▶ Exercise goal
Only a number is wanted here: the count of lines in the data below where the string "this" occurs.

Items from an interface collection:
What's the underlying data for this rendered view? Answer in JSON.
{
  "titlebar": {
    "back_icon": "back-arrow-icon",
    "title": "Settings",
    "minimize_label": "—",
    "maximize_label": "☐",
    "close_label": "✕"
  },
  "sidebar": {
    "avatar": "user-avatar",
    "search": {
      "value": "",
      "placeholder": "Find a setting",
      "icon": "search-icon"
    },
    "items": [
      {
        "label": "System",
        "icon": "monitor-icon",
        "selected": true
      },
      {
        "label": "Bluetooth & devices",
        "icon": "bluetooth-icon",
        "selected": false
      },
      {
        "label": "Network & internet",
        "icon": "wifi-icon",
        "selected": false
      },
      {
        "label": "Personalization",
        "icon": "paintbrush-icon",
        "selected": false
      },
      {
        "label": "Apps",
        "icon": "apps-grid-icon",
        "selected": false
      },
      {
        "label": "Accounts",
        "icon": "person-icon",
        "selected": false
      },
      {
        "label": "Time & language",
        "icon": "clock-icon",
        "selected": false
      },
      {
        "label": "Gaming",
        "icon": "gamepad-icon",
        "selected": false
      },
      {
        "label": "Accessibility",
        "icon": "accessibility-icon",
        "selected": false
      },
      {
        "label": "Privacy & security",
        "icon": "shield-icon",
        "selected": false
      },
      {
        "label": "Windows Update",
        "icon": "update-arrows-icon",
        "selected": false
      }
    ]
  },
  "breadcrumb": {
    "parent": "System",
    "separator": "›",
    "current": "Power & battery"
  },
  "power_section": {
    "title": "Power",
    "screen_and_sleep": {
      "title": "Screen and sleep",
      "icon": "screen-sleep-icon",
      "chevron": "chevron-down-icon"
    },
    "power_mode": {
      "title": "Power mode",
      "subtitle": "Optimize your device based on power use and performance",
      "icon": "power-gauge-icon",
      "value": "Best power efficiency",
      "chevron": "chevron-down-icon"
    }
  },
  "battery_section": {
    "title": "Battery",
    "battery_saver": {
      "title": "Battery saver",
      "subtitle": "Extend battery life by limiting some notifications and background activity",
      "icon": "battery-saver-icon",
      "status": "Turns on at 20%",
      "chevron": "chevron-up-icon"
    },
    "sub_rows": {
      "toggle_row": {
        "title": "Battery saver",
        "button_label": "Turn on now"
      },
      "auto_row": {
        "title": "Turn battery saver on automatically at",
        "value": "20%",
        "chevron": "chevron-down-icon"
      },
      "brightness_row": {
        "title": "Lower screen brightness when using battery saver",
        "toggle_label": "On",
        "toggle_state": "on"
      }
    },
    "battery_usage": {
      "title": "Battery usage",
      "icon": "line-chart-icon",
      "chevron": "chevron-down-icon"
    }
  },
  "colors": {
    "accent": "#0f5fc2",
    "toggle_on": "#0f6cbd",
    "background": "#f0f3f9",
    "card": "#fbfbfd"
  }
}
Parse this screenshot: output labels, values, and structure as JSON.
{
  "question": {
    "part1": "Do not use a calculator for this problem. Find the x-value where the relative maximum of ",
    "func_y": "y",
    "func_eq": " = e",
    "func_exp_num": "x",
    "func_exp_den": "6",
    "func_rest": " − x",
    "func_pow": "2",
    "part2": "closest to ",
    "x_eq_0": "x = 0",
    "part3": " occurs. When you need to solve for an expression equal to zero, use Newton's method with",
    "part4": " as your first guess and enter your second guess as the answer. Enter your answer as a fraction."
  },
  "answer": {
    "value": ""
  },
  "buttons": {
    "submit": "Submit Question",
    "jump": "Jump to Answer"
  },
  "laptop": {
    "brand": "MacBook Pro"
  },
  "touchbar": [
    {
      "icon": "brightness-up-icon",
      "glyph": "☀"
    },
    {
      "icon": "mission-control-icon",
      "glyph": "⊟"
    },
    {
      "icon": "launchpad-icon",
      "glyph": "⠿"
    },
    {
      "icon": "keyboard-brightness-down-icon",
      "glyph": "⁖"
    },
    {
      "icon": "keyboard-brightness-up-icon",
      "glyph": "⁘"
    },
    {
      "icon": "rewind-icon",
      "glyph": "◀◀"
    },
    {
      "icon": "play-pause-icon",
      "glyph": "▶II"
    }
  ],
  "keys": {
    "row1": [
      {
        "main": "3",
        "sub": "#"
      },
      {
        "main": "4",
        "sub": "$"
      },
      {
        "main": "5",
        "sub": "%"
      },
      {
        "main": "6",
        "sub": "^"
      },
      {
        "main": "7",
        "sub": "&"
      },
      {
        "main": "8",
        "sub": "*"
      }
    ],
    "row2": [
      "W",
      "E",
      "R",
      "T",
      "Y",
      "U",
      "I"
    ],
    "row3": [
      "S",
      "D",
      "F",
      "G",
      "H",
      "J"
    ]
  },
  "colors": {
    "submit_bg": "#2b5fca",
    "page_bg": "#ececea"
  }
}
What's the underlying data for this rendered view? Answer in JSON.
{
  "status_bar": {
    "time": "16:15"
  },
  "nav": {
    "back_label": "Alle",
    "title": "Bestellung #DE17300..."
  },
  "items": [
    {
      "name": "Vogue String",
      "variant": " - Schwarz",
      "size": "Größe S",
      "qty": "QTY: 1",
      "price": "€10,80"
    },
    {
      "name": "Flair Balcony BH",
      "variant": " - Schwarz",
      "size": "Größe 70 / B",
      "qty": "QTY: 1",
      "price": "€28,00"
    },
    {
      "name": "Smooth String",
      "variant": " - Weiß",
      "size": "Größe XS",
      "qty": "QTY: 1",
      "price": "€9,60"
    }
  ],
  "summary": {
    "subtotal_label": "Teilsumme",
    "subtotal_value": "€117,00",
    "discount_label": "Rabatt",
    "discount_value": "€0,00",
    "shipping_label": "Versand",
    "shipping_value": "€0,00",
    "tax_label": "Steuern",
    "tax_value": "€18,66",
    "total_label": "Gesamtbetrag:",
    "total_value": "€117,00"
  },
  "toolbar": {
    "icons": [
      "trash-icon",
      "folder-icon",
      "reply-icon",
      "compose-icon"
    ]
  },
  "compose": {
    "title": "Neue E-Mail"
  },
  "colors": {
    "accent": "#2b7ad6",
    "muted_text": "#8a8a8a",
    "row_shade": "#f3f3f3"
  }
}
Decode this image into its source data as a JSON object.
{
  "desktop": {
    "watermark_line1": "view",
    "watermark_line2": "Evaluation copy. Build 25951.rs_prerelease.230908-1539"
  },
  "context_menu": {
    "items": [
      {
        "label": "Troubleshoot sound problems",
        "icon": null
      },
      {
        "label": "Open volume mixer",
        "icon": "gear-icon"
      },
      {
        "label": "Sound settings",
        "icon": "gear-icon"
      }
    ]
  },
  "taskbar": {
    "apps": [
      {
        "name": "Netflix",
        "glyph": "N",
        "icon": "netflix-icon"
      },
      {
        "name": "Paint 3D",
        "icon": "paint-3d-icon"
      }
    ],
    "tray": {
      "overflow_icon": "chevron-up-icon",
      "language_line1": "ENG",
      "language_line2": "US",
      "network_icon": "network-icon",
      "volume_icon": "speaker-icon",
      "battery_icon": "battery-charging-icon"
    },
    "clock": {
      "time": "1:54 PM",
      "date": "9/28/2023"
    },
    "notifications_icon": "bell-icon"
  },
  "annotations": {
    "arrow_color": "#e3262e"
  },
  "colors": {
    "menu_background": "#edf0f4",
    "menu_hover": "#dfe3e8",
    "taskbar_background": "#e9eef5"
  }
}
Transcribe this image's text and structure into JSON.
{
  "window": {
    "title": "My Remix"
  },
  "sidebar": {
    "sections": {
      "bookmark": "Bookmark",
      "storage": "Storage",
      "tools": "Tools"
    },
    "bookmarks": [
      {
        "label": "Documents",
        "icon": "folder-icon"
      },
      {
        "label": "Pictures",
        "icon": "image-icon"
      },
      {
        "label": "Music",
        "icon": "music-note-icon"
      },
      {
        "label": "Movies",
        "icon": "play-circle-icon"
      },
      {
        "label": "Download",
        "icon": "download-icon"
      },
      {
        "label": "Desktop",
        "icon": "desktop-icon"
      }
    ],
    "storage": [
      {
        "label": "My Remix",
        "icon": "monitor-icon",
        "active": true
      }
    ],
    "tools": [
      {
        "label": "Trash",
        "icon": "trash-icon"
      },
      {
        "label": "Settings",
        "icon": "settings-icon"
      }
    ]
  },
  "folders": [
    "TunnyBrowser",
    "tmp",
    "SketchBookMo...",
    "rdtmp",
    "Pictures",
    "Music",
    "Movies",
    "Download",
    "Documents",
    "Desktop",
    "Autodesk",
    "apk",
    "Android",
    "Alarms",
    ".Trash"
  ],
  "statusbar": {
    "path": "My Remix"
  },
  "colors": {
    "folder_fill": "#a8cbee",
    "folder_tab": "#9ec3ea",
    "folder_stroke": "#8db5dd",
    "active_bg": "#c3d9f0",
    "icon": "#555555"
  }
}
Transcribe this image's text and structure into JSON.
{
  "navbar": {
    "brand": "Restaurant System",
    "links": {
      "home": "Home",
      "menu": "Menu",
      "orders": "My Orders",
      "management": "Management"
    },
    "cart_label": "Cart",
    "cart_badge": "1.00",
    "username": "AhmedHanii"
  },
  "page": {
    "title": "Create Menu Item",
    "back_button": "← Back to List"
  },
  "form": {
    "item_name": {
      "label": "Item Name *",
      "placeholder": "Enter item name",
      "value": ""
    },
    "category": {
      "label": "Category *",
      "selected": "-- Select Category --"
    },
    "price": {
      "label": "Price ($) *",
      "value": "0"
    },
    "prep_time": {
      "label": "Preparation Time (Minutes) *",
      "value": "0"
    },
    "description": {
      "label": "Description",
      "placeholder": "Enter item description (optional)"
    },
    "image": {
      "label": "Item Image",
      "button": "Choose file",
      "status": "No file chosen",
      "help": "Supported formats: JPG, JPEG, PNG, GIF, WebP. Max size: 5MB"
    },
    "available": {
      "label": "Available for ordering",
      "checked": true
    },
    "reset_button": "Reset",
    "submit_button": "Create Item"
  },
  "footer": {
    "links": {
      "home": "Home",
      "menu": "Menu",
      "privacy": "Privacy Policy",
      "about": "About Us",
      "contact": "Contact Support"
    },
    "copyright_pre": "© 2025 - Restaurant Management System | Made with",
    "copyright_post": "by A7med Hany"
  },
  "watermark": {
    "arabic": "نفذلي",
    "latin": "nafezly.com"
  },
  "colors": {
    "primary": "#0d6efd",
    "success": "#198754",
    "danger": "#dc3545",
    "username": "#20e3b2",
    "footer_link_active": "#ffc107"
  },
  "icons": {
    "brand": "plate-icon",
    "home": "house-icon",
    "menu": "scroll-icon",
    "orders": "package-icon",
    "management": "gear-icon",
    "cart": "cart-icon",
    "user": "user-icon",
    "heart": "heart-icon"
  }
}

▶ Your solution
7